**ACTIVITY**
Report every line of the records that includes the word "icon".

**DATASET**

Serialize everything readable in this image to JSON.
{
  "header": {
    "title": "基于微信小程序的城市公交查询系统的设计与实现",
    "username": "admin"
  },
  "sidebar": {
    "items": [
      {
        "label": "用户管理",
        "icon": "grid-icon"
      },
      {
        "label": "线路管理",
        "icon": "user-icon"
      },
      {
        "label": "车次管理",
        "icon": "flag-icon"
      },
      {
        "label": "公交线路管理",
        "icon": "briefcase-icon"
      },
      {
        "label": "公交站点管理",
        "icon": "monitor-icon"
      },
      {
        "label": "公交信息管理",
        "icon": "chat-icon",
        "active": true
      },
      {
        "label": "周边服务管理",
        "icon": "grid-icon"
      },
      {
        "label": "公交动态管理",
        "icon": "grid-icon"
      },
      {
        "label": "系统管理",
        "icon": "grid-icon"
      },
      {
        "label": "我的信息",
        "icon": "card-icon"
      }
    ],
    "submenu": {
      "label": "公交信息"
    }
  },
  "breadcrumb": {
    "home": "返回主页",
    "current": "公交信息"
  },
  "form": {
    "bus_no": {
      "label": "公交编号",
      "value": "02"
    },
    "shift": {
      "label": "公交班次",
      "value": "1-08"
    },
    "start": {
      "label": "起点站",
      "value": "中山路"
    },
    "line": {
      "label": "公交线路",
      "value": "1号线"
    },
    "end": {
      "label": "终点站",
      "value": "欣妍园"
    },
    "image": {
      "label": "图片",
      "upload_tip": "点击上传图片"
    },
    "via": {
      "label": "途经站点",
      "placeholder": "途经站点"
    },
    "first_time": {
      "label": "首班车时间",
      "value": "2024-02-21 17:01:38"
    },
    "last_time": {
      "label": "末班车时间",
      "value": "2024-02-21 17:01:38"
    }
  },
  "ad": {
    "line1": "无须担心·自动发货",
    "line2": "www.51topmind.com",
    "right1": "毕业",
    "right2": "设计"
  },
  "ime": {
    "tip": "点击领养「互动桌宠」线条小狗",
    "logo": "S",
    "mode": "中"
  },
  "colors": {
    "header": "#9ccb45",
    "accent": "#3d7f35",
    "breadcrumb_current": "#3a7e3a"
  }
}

**RESPONSE TO THE EXERCISE**
        "icon": "grid-icon"
        "icon": "user-icon"
        "icon": "flag-icon"
        "icon": "briefcase-icon"
        "icon": "monitor-icon"
        "icon": "chat-icon",
        "icon": "grid-icon"
        "icon": "grid-icon"
        "icon": "grid-icon"
        "icon": "card-icon"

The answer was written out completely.